The poor performance of Blum Capital in comparison to similar funds has caused the Los Angeles City Employees Retirement System (LACERS) to divest itself of $50 million in two Blum funds. Wilshire Consulting (which advises public pension funds) told LACERS, last year, that it "recommends immediate withdrawal of funds from Blum Capital." Wilshire reported that about half of Blum's partners had left his firm as profits evaporated.
During the spring and summer of 2012 emails subject to the California Public Records Act flew back and forth between Sacramento and San Francisco like screech owls as CalPERS tried, unsuccessfully, to meet directly with Blum to discuss the untenable situation with his funds.

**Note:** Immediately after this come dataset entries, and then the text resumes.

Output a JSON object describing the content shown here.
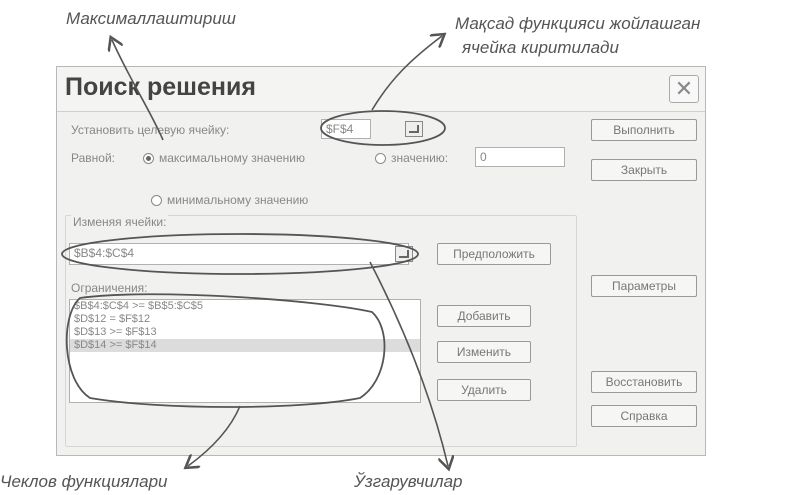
{
  "annotations": {
    "maximize": "Максималлаштириш",
    "target_line1": "Мақсад функцияси жойлашган",
    "target_line2": "ячейка киритилади",
    "constraints": "Чеклов функциялари",
    "variables": "Ўзгарувчилар"
  },
  "dialog": {
    "title": "Поиск решения",
    "close_symbol": "✕",
    "target_label": "Установить целевую ячейку:",
    "target_value": "$F$4",
    "equal_label": "Равной:",
    "radio_max": "максимальному значению",
    "radio_value": "значению:",
    "value_field": "0",
    "radio_min": "минимальному значению",
    "changing_label": "Изменяя ячейки:",
    "changing_value": "$B$4:$C$4",
    "guess_button": "Предположить",
    "constraints_label": "Ограничения:",
    "constraints": [
      "$B$4:$C$4 >= $B$5:$C$5",
      "$D$12 = $F$12",
      "$D$13 >= $F$13",
      "$D$14 >= $F$14"
    ],
    "buttons": {
      "solve": "Выполнить",
      "close": "Закрыть",
      "options": "Параметры",
      "add": "Добавить",
      "change": "Изменить",
      "delete": "Удалить",
      "reset": "Восстановить",
      "help": "Справка"
    }
  }
}
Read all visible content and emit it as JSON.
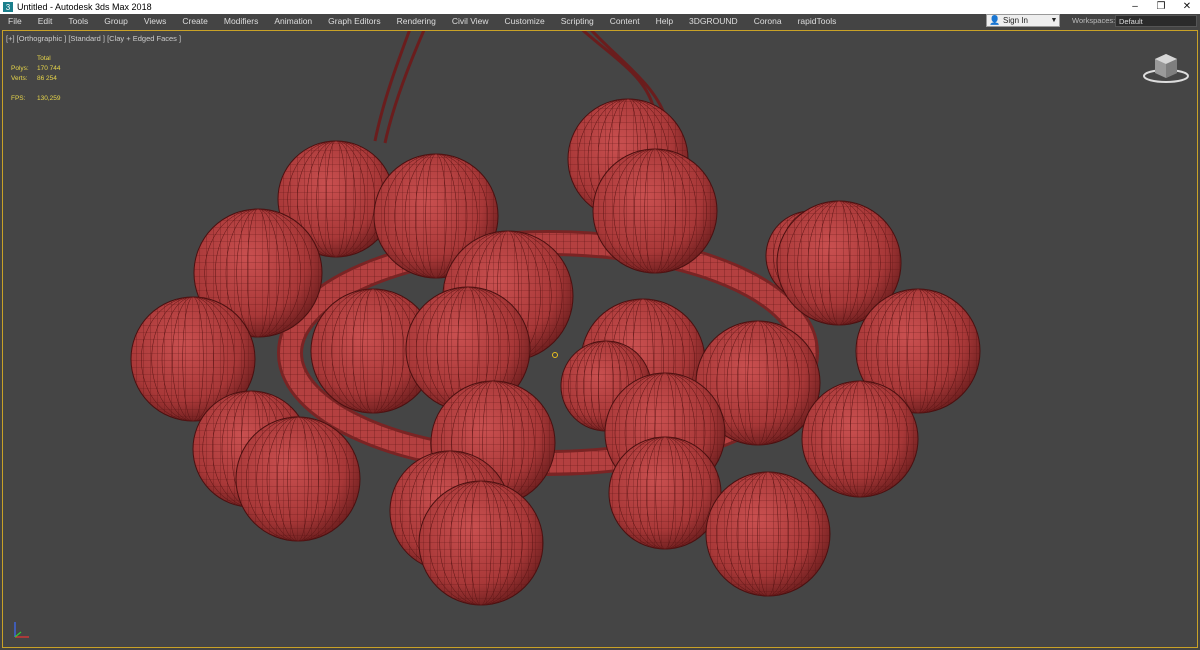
{
  "window": {
    "title": "Untitled - Autodesk 3ds Max 2018",
    "minimize": "–",
    "maximize": "❐",
    "close": "✕"
  },
  "menu": [
    "File",
    "Edit",
    "Tools",
    "Group",
    "Views",
    "Create",
    "Modifiers",
    "Animation",
    "Graph Editors",
    "Rendering",
    "Civil View",
    "Customize",
    "Scripting",
    "Content",
    "Help",
    "3DGROUND",
    "Corona",
    "rapidTools"
  ],
  "signin": {
    "label": "Sign In"
  },
  "workspaces": {
    "label": "Workspaces:",
    "value": "Default"
  },
  "viewport": {
    "label": "[+] [Orthographic ] [Standard ] [Clay + Edged Faces ]",
    "stats": {
      "header": "Total",
      "polys_label": "Polys:",
      "polys": "170 744",
      "verts_label": "Verts:",
      "verts": "86 254",
      "fps_label": "FPS:",
      "fps": "130,259"
    }
  },
  "colors": {
    "accent": "#c9a227",
    "clay": "#b33c3c",
    "wire": "#5a1414",
    "background": "#454545",
    "stats": "#e8d64a"
  },
  "icons": {
    "app": "3ds-max-logo-icon",
    "user": "user-icon",
    "viewcube": "viewcube-icon",
    "axis": "axis-tripod-icon"
  }
}
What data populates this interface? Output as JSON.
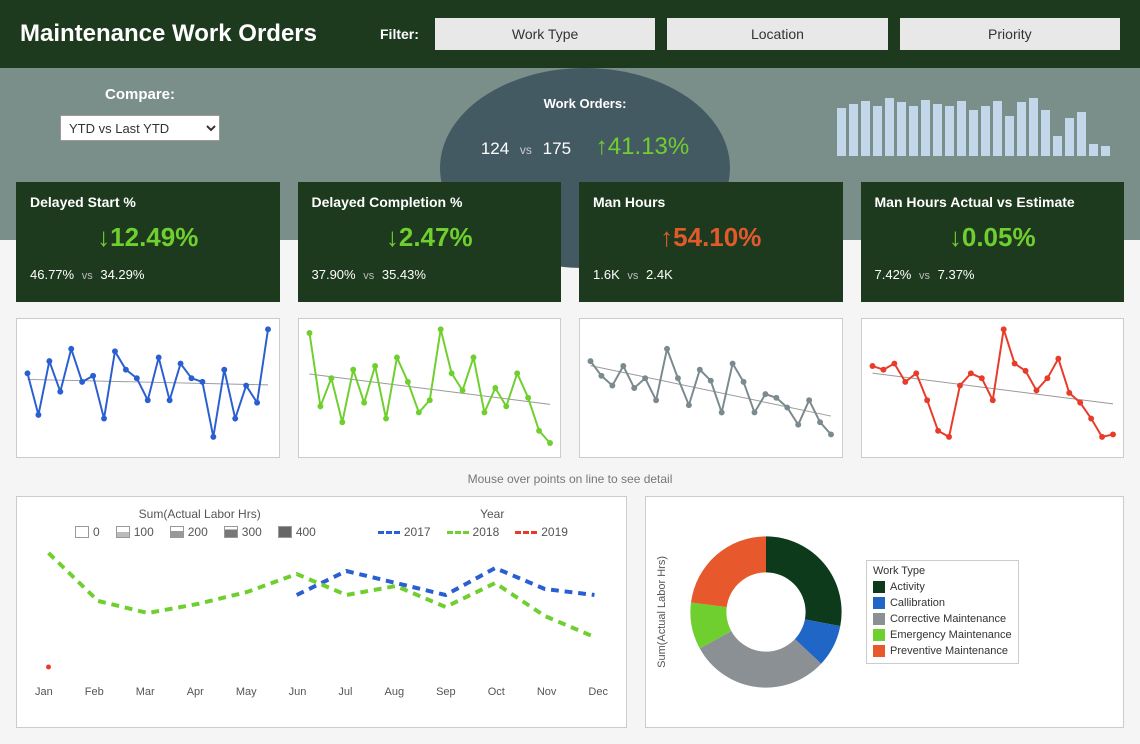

In July 2012, Blum summoned Joseph A. Dear, CalPERS' chief investment officer, by email, to his $10.3 million home in Aspen, Colorado. Blum and the Brookings Institute and the Gates Foundation were hosting a meeting with staffers from the Obama White House, the World Bank, and MasterCard:
Please come to our dinner. We also encourage you to attend the Brookings Blum Gates Roundtable sessions. They are only in the mornings and we take great hikes in the afternoons. I'd be happy to show you and Anne around. Please do come to the barbeque. We'd love to have you join us.
Blum attached an invitation decorated with a pair of cowboy boots to the couple's $10 million Bear Paw Ranch:
"We are pleased to invite you to a casual country western gathering at the Aspen ranch of Senator Dianne Feinstein and Mr. Richard C. Blum. Casual 'Cowboy' Dress"
A CALPERS spokesperson said that Dear did not go to Aspen that summer.
But the terrible returns on its Blum-managed funds have not stopped CalPERS from investing $4.1 billion in GI Partners, a real estate speculation fund created by CBRE Group. And CalPERS holds more than $1 billion invested in several other entities at which Blum is also an executive: TPG Capital and TPG Newbridge Capital.
But it is clear that without regular injections of the public's wealth, Blum Capital Partners and CBRE would be scrounging for their last meal—if corporations really were people. It almost goes without saying that the Blum-Feinstein family fortune is founded upon its uncanny ability to command billions of dollars in publicly-owned capital, cowboy dresses and barbecues notwithstanding.
Blum did not return emails and telephone calls requesting comment for this story.